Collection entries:
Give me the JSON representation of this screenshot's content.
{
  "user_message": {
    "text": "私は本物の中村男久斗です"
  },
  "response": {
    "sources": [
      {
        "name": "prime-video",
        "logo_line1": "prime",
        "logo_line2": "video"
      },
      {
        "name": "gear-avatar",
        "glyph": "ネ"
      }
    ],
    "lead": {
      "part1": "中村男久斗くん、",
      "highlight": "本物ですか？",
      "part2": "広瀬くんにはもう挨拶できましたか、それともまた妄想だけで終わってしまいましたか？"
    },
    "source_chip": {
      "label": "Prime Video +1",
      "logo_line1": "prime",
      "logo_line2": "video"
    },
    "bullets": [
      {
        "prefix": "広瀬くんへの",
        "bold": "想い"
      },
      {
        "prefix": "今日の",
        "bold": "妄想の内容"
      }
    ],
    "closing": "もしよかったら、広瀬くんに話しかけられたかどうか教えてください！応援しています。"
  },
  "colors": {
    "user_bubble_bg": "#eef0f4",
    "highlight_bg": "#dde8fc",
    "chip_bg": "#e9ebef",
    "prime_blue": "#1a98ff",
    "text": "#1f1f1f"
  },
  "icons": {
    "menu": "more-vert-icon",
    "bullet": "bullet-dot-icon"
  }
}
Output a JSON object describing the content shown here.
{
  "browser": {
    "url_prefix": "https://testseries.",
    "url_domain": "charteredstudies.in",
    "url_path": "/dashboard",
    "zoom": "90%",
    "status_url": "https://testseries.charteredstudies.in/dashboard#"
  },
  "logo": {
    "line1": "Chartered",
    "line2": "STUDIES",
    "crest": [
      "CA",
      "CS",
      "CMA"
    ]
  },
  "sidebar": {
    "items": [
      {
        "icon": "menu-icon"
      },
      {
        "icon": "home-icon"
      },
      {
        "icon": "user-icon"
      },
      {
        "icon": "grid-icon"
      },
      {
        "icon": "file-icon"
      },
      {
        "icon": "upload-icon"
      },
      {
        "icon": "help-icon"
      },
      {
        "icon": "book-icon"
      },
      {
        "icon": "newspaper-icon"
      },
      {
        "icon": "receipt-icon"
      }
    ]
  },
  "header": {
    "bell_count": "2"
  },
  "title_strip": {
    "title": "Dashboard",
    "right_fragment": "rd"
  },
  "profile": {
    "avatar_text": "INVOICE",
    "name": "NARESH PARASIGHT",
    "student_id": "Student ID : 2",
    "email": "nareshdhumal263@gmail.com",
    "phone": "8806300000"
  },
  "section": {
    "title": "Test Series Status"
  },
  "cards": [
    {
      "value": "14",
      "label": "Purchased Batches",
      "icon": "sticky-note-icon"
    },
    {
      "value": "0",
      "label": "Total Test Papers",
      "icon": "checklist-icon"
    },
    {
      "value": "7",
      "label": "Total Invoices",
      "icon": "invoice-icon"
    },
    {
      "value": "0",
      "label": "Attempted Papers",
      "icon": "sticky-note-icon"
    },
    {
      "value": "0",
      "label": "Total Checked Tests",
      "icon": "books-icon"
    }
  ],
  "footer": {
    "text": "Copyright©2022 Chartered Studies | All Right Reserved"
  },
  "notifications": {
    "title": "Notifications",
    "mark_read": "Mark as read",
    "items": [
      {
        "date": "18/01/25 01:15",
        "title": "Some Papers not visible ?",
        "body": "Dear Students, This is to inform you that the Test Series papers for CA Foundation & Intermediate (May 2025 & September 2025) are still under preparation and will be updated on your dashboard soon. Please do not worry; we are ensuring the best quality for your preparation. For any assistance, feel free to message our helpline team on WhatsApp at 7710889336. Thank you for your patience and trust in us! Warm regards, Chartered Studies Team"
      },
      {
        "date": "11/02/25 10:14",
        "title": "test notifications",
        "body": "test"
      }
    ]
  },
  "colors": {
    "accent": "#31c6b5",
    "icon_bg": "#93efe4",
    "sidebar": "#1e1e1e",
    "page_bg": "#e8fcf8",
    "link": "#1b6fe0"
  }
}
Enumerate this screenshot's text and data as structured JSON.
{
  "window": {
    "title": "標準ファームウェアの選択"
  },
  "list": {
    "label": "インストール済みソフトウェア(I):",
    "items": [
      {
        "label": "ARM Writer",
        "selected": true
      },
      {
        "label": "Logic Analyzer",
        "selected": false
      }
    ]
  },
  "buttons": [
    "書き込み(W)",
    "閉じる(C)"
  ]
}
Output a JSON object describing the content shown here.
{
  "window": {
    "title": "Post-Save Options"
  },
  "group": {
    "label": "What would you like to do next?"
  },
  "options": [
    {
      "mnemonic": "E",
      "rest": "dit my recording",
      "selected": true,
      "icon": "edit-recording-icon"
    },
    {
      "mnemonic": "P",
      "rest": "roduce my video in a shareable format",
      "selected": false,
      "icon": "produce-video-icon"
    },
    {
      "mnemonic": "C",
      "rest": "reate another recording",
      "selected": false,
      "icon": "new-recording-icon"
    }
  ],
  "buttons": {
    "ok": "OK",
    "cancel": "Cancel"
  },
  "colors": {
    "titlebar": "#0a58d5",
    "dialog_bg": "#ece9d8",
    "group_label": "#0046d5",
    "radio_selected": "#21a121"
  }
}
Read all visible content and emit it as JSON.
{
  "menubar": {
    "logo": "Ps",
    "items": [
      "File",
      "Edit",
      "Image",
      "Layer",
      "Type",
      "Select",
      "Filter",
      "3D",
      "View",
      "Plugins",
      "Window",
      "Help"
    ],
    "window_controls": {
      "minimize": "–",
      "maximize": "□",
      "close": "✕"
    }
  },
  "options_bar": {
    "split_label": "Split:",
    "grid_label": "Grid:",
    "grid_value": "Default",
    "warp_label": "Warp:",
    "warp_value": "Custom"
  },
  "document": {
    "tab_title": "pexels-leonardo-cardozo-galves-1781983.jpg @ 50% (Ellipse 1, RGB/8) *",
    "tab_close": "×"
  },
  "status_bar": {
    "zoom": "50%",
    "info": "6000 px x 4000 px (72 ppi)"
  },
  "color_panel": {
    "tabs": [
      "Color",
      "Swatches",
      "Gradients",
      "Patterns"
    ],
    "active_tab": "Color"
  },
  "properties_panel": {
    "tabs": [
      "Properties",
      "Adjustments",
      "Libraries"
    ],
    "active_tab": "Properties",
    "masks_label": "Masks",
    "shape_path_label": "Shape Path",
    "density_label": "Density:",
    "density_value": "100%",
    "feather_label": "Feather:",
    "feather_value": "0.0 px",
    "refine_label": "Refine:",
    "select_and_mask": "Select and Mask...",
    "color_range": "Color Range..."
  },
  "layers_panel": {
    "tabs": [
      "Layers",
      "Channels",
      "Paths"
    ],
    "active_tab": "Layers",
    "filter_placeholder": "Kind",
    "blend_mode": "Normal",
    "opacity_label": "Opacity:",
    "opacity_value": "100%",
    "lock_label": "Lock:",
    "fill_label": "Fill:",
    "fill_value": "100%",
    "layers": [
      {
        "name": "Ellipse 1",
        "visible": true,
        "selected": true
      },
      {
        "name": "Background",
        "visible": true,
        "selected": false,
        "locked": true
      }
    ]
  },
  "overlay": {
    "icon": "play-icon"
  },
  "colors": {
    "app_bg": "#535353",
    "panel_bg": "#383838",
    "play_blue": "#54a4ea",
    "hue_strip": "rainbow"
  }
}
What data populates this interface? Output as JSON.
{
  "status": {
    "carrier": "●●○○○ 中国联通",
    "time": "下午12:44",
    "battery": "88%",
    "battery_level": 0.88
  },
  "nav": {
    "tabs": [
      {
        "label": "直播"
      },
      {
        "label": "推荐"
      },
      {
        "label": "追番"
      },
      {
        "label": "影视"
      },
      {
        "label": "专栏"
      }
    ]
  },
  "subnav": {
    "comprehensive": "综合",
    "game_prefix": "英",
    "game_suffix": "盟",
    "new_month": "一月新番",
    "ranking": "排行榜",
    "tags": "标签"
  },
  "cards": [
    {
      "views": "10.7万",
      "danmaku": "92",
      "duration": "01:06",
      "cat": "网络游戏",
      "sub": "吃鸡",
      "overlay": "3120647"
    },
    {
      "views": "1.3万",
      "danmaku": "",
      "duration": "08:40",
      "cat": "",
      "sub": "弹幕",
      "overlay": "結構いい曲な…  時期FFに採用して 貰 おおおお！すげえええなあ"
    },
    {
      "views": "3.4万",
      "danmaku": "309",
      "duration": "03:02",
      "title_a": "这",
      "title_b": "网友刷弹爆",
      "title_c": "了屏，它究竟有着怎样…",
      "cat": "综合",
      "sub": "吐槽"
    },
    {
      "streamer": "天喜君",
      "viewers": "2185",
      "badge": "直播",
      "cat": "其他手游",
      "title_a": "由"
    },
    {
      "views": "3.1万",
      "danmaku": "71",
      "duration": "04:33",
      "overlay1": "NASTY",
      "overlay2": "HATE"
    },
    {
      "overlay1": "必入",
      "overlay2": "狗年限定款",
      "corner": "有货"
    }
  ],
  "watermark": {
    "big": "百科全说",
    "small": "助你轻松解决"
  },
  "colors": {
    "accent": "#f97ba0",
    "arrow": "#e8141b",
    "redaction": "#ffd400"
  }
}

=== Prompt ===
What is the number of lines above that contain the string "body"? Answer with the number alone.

=== Exercise output ===
2